We recently told you about how Tesla released a software update to include a feature called Dog Mode just months after a tweet asking for feature that keeps the inside of the car at a comfortable temperature for pets and displays a message saying such.
— Elon Musk (@elonmusk) October 20, 2018
As if that turn around wasn’t impressive enough, what happened this week is beyond the comprehension of most large companies. Mere seconds after Twitter user Rahul Sood tweeted to Tesla and its CEO Elon Musk about a potential bug causing the feature to not work as expected if your AC was last set to a manual fan speed, Elon responded “Fixing …”
— Elon Musk (@elonmusk) July 31, 2019
But that isn’t all. The fix itself, pushed via software update, came through just two days later. In less than the time it takes to have a typical meeting, Elon saw the tweet, determined it was a good idea, made the decision to act, and presumably assigned a person or team to code the fix. The update then got created, tested, approved and pushed within two days.
Well that was quick! Thanks Elon! pic.twitter.com/D9yN1tgiEQ
— Rahul Sood (@rahulsood) August 2, 2019

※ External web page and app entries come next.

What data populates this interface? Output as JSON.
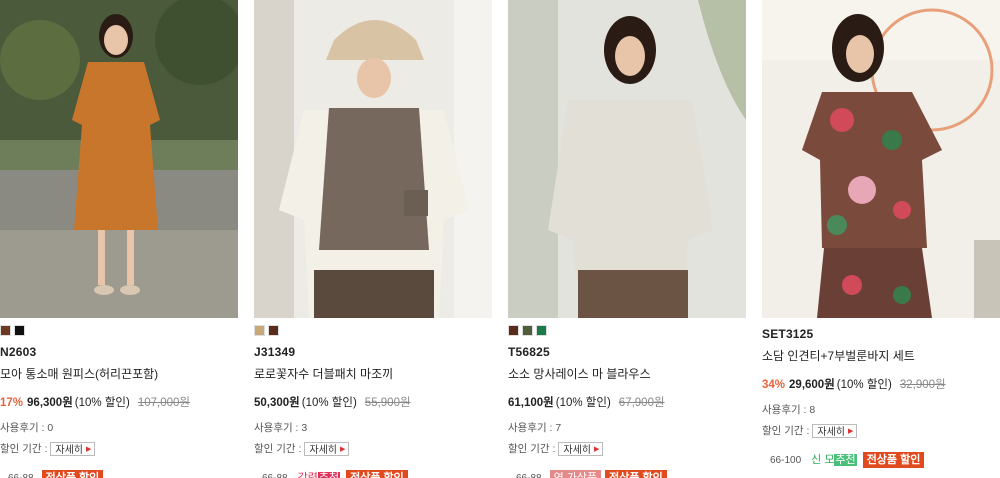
{
  "products": [
    {
      "code": "N2603",
      "name": "모아 통소매 원피스(허리끈포함)",
      "colors": [
        "#6b3a20",
        "#111111"
      ],
      "discount_rate": "17%",
      "sale_price": "96,300원",
      "discount_note": "(10% 할인)",
      "original_price": "107,000원",
      "review_label": "사용후기 : 0",
      "period_label": "할인 기간 :",
      "detail_label": "자세히",
      "size": "66-88",
      "badges": {
        "all_sale": "전상품 할인"
      }
    },
    {
      "code": "J31349",
      "name": "로로꽃자수 더블패치 마조끼",
      "colors": [
        "#c9a877",
        "#5a2a1a"
      ],
      "discount_rate": "",
      "sale_price": "50,300원",
      "discount_note": "(10% 할인)",
      "original_price": "55,900원",
      "review_label": "사용후기 : 3",
      "period_label": "할인 기간 :",
      "detail_label": "자세히",
      "size": "66-88",
      "badges": {
        "strong_a": "강력",
        "strong_b": "추천",
        "all_sale": "전상품 할인"
      }
    },
    {
      "code": "T56825",
      "name": "소소 망사레이스 마 블라우스",
      "colors": [
        "#5a2a1a",
        "#4f5d3a",
        "#1b7a4a"
      ],
      "discount_rate": "",
      "sale_price": "61,100원",
      "discount_note": "(10% 할인)",
      "original_price": "67,900원",
      "review_label": "사용후기 : 7",
      "period_label": "할인 기간 :",
      "detail_label": "자세히",
      "size": "66-88",
      "badges": {
        "age": "연 가상품",
        "all_sale": "전상품 할인"
      }
    },
    {
      "code": "SET3125",
      "name": "소담 인견티+7부벌룬바지 세트",
      "colors": [],
      "discount_rate": "34%",
      "sale_price": "29,600원",
      "discount_note": "(10% 할인)",
      "original_price": "32,900원",
      "review_label": "사용후기 : 8",
      "period_label": "할인 기간 :",
      "detail_label": "자세히",
      "size": "66-100",
      "badges": {
        "new_a": "신 모",
        "new_b": "추천",
        "all_sale": "전상품 할인"
      }
    }
  ],
  "icons": {
    "detail_arrow": "triangle-right-icon"
  }
}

At a time when other automakers still appear to be content with the type of business model that has worked for them the last 100 years, Tesla is proving once again that it defies convention. Last year, a leaked e-mail from Elon Musk to all Tesla employees outlined recommendations for productivity that dismissed some of the business practices common in large companies. In part, the email said:
Btw, here are a few productivity recommendations:
– Excessive meetings are the blight of big companies and almost always get worse over time. Please get of all large meetings, unless you’re certain they are providing value to the whole audience, in which case keep them very short.
– Also get rid of frequent meetings, unless you are dealing with an extremely urgent matter. Meeting frequency should drop rapidly once the urgent matter is resolved.
– Walk out of a meeting or drop off a call as soon as it is obvious you aren’t adding value. It is not rude to leave, it is rude to make someone stay and waste their time.
– Don’t use acronyms or nonsense words for objects, software or processes at Tesla. In general, anything that requires an explanation inhibits communication. We don’t want people to have to memorize a glossary just to function at Tesla.
– Communication should travel via the shortest path necessary to get the job done, not through the “chain of command”. Any manager who attempts to enforce chain of command communication will soon find themselves working elsewhere.
If anything can illustrate the agility of Tesla, it’s the events that unfolded related to this Dog Mode fix.